(Extracted records)

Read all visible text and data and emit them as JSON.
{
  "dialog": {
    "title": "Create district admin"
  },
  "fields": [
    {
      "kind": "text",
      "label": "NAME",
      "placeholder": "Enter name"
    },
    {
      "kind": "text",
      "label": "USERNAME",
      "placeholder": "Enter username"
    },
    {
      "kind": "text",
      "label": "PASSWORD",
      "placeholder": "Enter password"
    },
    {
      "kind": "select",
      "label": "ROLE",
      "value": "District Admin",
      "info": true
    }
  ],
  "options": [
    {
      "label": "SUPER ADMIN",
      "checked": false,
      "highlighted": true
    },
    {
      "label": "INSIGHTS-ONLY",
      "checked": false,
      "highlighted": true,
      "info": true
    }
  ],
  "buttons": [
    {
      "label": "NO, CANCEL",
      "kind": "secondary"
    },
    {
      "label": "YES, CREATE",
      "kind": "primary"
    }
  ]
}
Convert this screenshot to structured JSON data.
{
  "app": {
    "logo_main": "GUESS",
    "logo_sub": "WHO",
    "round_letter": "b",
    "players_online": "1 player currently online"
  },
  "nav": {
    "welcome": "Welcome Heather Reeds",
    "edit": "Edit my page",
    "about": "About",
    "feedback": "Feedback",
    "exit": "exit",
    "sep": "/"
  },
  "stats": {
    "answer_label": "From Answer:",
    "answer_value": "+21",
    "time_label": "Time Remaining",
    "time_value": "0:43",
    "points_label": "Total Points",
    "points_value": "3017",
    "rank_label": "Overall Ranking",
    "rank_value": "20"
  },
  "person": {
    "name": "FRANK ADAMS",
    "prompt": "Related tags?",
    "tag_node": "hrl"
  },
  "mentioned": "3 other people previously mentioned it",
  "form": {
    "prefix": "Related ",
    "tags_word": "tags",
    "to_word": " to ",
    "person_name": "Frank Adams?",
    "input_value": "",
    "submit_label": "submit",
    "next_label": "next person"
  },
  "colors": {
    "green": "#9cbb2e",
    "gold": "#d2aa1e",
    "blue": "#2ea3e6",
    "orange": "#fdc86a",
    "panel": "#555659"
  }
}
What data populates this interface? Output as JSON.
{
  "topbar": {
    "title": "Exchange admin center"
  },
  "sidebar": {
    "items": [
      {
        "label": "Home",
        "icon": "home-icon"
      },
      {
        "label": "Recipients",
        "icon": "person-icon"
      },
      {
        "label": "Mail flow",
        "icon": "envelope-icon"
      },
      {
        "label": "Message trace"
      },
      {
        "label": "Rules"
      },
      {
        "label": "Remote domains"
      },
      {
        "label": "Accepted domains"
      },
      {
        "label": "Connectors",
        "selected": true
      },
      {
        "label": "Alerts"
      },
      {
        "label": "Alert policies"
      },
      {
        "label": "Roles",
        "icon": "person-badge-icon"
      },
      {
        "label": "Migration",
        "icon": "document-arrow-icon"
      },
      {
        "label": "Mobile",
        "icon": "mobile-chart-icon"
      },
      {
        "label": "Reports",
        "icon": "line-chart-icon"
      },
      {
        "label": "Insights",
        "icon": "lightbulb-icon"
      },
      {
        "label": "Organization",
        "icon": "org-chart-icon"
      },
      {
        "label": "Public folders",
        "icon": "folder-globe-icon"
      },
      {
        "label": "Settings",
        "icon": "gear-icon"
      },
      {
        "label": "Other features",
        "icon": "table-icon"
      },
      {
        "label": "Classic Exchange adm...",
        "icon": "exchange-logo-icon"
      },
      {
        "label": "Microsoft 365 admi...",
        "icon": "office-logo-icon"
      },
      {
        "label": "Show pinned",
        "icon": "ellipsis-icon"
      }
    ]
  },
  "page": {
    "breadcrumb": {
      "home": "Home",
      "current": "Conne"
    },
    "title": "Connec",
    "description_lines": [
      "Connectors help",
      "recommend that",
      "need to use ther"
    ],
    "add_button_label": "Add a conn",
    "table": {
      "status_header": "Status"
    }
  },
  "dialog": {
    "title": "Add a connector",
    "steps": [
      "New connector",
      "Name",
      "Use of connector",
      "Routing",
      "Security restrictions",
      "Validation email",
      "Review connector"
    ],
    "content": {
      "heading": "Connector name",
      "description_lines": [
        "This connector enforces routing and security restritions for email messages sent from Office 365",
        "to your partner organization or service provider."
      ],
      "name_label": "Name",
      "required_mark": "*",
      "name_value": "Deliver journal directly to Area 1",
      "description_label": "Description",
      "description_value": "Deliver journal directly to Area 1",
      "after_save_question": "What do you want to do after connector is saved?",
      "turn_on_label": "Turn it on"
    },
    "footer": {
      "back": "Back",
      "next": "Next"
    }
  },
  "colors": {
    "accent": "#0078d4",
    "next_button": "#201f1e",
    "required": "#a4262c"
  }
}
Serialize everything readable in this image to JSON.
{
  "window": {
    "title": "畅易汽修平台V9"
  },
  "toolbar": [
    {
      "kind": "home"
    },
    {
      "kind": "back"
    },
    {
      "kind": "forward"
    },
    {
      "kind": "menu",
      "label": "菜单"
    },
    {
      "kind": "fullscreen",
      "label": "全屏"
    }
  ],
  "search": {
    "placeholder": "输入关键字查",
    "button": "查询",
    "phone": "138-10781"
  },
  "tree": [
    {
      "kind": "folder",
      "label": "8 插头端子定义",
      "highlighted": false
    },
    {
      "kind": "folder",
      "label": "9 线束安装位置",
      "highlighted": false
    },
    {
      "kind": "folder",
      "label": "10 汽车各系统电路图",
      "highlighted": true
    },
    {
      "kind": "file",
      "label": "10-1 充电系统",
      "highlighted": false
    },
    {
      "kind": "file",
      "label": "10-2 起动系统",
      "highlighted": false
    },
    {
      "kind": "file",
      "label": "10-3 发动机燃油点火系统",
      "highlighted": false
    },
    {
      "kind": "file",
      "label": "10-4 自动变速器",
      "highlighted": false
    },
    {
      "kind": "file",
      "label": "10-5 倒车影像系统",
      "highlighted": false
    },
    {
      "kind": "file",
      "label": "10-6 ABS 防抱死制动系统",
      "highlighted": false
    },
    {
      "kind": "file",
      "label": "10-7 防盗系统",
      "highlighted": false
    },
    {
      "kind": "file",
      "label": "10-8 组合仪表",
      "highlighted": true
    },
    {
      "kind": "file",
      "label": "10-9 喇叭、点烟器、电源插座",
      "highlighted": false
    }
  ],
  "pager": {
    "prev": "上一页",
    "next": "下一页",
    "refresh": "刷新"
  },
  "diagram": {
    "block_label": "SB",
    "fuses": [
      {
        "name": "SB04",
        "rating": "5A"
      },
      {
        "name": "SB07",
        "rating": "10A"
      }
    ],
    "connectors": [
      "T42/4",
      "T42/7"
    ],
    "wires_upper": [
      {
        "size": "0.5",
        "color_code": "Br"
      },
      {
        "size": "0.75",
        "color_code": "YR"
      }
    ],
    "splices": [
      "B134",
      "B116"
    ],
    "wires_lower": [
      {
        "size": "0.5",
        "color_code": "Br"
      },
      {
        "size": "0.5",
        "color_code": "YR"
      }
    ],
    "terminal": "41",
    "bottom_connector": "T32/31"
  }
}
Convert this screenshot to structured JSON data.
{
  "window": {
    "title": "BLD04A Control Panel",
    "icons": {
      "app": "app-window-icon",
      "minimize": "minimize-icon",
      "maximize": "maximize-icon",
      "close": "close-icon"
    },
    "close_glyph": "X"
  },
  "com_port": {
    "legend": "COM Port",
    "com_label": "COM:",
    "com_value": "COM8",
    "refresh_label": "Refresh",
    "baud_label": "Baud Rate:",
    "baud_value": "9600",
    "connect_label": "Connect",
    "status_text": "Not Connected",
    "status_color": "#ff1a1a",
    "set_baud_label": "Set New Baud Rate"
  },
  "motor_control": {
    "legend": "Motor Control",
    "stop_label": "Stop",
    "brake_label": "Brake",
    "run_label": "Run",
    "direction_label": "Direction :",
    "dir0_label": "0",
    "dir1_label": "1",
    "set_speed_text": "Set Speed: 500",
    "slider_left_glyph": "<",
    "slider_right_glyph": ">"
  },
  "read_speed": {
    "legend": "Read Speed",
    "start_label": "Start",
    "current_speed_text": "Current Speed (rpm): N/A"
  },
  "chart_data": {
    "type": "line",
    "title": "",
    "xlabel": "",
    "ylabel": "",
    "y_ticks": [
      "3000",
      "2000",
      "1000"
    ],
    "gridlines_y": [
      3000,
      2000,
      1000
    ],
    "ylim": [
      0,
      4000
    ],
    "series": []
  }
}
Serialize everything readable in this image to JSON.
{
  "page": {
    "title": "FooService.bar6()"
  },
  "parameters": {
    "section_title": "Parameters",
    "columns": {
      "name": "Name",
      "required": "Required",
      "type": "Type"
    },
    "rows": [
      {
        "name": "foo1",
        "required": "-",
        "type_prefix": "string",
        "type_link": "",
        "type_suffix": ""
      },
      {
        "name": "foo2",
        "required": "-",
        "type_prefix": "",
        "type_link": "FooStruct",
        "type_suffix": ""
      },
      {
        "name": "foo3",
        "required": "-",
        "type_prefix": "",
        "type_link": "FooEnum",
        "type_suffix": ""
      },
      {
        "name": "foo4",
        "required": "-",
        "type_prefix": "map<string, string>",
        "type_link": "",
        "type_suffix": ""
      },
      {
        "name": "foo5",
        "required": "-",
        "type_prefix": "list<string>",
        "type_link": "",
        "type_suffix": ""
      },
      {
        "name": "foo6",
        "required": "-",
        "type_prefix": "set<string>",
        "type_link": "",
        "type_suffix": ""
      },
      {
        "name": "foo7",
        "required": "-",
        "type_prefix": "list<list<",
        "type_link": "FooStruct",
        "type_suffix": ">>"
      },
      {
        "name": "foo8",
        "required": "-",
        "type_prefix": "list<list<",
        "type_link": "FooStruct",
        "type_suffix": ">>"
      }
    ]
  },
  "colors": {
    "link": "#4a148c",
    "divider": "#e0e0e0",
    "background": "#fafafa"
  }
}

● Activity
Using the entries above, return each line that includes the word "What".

● Answer for this exercise
What data populates this interface? Output as JSON.
      "after_save_question": "What do you want to do after connector is saved?",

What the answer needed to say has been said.